    see Appendix A: Translation of 1986 Criteria Risk to Equivalent Risk Levels for Use with New Health Data Developed Using Rapid Methods for Measuring Water Quality). (last accessed 3/24/2013.

    http://water.epa.gov/scitech/swguidance/standards/criteria/health/recreation/index.cfm webcite

    OpenURL

  30. McCulloch CE, Searle SR: Generalized, Linear, and Mixed Models. NY: John Wiley & Sons; 2001. OpenURL

  31. Lunn DJ, Thomas A, Best N, Spiegelhalter D: WinBUGS -- a Bayesian modelling framework: concepts, structure, and extensibility.

    Stat Comput 2000, 10:325-337.

    http://www.mrc-bsu.cam.ac.uk/bugs/ webcite

    Publisher Full Text OpenURL

  32. Ntzoufras I: Bayesian Modeling Using WinBUGS. Hoboken, NJ: John Wiley & Sons; 2009. OpenURL

  33. Environmental Protection Agency US: Ambient water quality criteria for bacteria −1986, EPA 440/5–86–001. Office of Water, Washington, DC: US Environmental Protection Agency; 1986. PubMed Abstract | Publisher Full Text OpenURL

  34. Wade TJ, Brenner KP SE, Haugland R, Chern E, Beach M, Wymer L, Rankin CC, Love D, Li Q, Noble R, Dufour AP: Rapidly measured indicators of recreational water quality and swimming-associated illness at marine beaches: a prospective cohort study.

    Environ Health 2010, 9:66.

    http://www.ehjournal.net/content/9/1/66 webcite

    PubMed Abstract | BioMed Central Full Text | PubMed Central Full Text OpenURL

  35. Wade TJ, Calderon RL, Brenner KP, Sams E, Beach M, Haugland R, Wymer L, Dufour AP: High sensitivity of children to swimming-associated gastrointestinal illness: results using a rapid assay of recreational water quality.

    Epidemiology 2008, 19(3):375-383. PubMed Abstract | Publisher Full Text OpenURL

  36. Colford JM, Wade TJ, Schiff KC, Wright CC, Griffith JF, Sandhu SK, Burns S, Sobsey M, Lovelace G, Weisberg SB: Water quality indicators and the risk of illness at beaches with nonpoint sources of fecal contamination.

    Epidemiology 2007, 18:27-35. PubMed Abstract | Publisher Full Text OpenURL

  37. Altman DG, Bland JM: Interaction revisited: the difference between two estimates.

    Brit Med J 2003, 326:219. PubMed Abstract | Publisher Full Text | PubMed Central Full Text OpenURL

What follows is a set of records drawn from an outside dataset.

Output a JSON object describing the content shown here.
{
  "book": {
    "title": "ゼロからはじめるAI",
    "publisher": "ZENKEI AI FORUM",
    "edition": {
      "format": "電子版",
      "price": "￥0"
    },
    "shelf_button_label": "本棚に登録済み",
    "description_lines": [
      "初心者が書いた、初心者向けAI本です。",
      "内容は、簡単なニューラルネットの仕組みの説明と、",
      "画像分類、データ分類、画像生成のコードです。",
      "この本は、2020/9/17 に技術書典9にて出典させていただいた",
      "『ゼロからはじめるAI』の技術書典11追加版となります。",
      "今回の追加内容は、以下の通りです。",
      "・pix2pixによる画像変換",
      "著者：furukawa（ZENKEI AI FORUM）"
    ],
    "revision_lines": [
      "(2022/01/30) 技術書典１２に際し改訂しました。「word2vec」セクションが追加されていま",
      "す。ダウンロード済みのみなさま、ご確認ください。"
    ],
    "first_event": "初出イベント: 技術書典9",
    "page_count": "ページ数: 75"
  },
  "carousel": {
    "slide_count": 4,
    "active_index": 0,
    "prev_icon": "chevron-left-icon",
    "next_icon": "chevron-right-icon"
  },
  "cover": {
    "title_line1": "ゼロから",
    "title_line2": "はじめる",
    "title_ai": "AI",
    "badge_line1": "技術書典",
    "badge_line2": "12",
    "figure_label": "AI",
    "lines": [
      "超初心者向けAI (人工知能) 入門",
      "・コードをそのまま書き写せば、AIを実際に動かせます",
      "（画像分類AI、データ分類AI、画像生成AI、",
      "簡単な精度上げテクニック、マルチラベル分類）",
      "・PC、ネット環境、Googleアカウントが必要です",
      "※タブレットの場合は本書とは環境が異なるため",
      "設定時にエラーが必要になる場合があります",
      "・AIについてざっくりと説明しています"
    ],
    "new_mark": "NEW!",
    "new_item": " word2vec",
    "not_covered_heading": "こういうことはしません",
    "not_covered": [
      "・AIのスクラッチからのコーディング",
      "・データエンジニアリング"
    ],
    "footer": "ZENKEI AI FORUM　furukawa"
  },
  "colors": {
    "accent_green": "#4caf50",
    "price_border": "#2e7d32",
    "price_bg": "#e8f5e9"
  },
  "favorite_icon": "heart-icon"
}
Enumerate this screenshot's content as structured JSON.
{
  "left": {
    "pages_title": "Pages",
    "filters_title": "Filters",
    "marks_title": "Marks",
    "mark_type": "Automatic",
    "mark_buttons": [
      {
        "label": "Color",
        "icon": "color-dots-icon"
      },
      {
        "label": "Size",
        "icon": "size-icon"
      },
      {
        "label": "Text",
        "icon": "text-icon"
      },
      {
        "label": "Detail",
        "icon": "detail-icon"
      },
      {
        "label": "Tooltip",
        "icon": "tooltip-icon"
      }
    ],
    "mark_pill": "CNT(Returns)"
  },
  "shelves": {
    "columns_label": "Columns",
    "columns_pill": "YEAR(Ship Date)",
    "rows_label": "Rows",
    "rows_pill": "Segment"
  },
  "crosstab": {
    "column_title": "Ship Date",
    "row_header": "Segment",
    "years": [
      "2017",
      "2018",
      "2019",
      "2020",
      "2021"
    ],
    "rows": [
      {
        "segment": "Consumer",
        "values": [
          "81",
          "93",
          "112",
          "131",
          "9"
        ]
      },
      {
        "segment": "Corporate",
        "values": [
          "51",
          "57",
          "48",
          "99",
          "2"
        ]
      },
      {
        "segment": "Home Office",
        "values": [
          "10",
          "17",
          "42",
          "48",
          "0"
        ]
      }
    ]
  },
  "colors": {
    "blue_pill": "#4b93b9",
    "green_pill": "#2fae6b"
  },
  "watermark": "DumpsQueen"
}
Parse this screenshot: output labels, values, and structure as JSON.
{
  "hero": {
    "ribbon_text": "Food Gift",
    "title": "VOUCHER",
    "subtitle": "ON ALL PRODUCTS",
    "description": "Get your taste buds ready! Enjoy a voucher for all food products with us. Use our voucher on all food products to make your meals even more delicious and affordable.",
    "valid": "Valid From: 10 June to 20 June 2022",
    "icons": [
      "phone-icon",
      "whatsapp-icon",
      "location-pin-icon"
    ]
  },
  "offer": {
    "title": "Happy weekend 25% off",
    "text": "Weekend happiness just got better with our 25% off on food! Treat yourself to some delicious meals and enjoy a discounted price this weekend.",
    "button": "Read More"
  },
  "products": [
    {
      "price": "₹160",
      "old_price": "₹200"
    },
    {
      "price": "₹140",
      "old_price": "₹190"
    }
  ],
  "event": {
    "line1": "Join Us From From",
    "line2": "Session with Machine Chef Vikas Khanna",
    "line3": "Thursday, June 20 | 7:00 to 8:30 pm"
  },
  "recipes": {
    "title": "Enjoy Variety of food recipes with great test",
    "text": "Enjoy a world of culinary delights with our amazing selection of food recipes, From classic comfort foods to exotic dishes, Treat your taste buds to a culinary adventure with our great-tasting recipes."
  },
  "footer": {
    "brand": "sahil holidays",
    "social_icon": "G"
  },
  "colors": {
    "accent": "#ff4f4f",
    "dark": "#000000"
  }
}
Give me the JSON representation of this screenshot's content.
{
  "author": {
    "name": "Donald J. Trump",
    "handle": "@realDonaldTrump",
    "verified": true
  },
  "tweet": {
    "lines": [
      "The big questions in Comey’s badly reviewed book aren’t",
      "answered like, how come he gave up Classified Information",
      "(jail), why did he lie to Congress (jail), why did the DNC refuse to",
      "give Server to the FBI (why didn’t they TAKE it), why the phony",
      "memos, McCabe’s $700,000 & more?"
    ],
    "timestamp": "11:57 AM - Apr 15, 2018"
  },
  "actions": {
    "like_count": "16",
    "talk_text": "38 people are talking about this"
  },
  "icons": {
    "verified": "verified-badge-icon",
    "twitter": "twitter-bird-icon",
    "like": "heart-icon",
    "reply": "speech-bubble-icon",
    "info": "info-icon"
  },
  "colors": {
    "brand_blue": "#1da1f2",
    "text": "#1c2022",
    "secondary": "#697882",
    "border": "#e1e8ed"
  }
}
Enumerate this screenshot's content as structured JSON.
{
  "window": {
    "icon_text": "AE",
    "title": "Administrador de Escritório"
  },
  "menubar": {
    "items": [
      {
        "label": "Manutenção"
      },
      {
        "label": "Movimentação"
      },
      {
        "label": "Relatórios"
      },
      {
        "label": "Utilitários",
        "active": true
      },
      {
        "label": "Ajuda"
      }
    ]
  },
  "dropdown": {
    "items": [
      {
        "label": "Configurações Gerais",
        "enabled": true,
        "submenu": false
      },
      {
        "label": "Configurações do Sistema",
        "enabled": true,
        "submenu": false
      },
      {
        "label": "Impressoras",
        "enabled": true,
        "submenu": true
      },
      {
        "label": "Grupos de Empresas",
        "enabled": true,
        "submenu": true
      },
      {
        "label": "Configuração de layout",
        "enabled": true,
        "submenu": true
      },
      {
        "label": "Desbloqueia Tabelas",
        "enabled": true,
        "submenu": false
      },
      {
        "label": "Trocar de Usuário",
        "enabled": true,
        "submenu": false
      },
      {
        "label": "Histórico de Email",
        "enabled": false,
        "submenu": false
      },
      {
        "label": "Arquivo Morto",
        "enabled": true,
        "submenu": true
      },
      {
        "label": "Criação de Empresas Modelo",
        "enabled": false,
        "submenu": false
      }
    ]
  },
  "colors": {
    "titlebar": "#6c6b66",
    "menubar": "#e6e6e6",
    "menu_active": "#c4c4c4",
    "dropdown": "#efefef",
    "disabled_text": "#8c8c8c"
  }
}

Pre-publication history

The pre-publication history for this paper can be accessed here:

http://www.biomedcentral.com/1471-2458/13/459/prepub